=== MATERIAL PROVIDED ===

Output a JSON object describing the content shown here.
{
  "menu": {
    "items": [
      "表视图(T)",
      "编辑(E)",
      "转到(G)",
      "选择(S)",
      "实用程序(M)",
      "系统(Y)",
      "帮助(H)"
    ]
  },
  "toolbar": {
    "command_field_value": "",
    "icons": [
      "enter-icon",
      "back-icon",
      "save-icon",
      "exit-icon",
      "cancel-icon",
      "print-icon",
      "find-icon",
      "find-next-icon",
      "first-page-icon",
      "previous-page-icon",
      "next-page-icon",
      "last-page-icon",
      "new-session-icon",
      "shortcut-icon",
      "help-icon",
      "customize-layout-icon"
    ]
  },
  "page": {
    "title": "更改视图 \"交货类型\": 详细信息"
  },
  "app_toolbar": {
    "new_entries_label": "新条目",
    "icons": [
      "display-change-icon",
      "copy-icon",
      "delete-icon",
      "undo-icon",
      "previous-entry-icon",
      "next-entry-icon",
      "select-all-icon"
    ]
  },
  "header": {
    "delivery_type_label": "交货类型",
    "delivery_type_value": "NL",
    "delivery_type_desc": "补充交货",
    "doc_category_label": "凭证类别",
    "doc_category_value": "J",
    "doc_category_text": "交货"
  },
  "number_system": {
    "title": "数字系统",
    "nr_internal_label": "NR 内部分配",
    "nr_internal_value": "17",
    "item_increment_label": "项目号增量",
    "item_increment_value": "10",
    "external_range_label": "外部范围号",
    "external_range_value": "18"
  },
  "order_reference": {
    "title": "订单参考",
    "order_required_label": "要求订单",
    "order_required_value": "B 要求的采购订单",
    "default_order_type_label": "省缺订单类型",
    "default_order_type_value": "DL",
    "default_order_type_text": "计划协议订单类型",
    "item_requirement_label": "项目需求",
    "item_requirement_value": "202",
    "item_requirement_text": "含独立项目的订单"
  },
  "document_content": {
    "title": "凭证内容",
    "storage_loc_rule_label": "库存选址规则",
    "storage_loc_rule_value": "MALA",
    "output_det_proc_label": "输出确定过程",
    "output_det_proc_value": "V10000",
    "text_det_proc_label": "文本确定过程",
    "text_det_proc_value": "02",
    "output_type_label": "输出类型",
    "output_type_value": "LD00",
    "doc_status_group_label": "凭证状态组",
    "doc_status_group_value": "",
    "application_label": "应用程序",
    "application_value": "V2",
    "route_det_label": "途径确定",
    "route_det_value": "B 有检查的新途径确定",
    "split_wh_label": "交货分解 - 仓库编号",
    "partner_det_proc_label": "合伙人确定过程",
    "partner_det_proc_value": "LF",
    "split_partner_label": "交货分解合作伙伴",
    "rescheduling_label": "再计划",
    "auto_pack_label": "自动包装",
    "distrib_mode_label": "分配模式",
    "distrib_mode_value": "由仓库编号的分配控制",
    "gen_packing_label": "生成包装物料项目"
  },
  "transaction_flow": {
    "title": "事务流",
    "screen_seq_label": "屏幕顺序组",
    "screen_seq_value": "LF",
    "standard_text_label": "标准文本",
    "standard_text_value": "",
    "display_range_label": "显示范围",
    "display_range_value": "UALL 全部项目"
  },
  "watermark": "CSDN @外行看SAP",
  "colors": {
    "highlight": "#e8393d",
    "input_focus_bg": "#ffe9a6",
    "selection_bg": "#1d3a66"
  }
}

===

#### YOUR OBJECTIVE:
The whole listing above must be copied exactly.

#### TASK RESULT:
Output a JSON object describing the content shown here.
{
  "menu": {
    "items": [
      "表视图(T)",
      "编辑(E)",
      "转到(G)",
      "选择(S)",
      "实用程序(M)",
      "系统(Y)",
      "帮助(H)"
    ]
  },
  "toolbar": {
    "command_field_value": "",
    "icons": [
      "enter-icon",
      "back-icon",
      "save-icon",
      "exit-icon",
      "cancel-icon",
      "print-icon",
      "find-icon",
      "find-next-icon",
      "first-page-icon",
      "previous-page-icon",
      "next-page-icon",
      "last-page-icon",
      "new-session-icon",
      "shortcut-icon",
      "help-icon",
      "customize-layout-icon"
    ]
  },
  "page": {
    "title": "更改视图 \"交货类型\": 详细信息"
  },
  "app_toolbar": {
    "new_entries_label": "新条目",
    "icons": [
      "display-change-icon",
      "copy-icon",
      "delete-icon",
      "undo-icon",
      "previous-entry-icon",
      "next-entry-icon",
      "select-all-icon"
    ]
  },
  "header": {
    "delivery_type_label": "交货类型",
    "delivery_type_value": "NL",
    "delivery_type_desc": "补充交货",
    "doc_category_label": "凭证类别",
    "doc_category_value": "J",
    "doc_category_text": "交货"
  },
  "number_system": {
    "title": "数字系统",
    "nr_internal_label": "NR 内部分配",
    "nr_internal_value": "17",
    "item_increment_label": "项目号增量",
    "item_increment_value": "10",
    "external_range_label": "外部范围号",
    "external_range_value": "18"
  },
  "order_reference": {
    "title": "订单参考",
    "order_required_label": "要求订单",
    "order_required_value": "B 要求的采购订单",
    "default_order_type_label": "省缺订单类型",
    "default_order_type_value": "DL",
    "default_order_type_text": "计划协议订单类型",
    "item_requirement_label": "项目需求",
    "item_requirement_value": "202",
    "item_requirement_text": "含独立项目的订单"
  },
  "document_content": {
    "title": "凭证内容",
    "storage_loc_rule_label": "库存选址规则",
    "storage_loc_rule_value": "MALA",
    "output_det_proc_label": "输出确定过程",
    "output_det_proc_value": "V10000",
    "text_det_proc_label": "文本确定过程",
    "text_det_proc_value": "02",
    "output_type_label": "输出类型",
    "output_type_value": "LD00",
    "doc_status_group_label": "凭证状态组",
    "doc_status_group_value": "",
    "application_label": "应用程序",
    "application_value": "V2",
    "route_det_label": "途径确定",
    "route_det_value": "B 有检查的新途径确定",
    "split_wh_label": "交货分解 - 仓库编号",
    "partner_det_proc_label": "合伙人确定过程",
    "partner_det_proc_value": "LF",
    "split_partner_label": "交货分解合作伙伴",
    "rescheduling_label": "再计划",
    "auto_pack_label": "自动包装",
    "distrib_mode_label": "分配模式",
    "distrib_mode_value": "由仓库编号的分配控制",
    "gen_packing_label": "生成包装物料项目"
  },
  "transaction_flow": {
    "title": "事务流",
    "screen_seq_label": "屏幕顺序组",
    "screen_seq_value": "LF",
    "standard_text_label": "标准文本",
    "standard_text_value": "",
    "display_range_label": "显示范围",
    "display_range_value": "UALL 全部项目"
  },
  "watermark": "CSDN @外行看SAP",
  "colors": {
    "highlight": "#e8393d",
    "input_focus_bg": "#ffe9a6",
    "selection_bg": "#1d3a66"
  }
}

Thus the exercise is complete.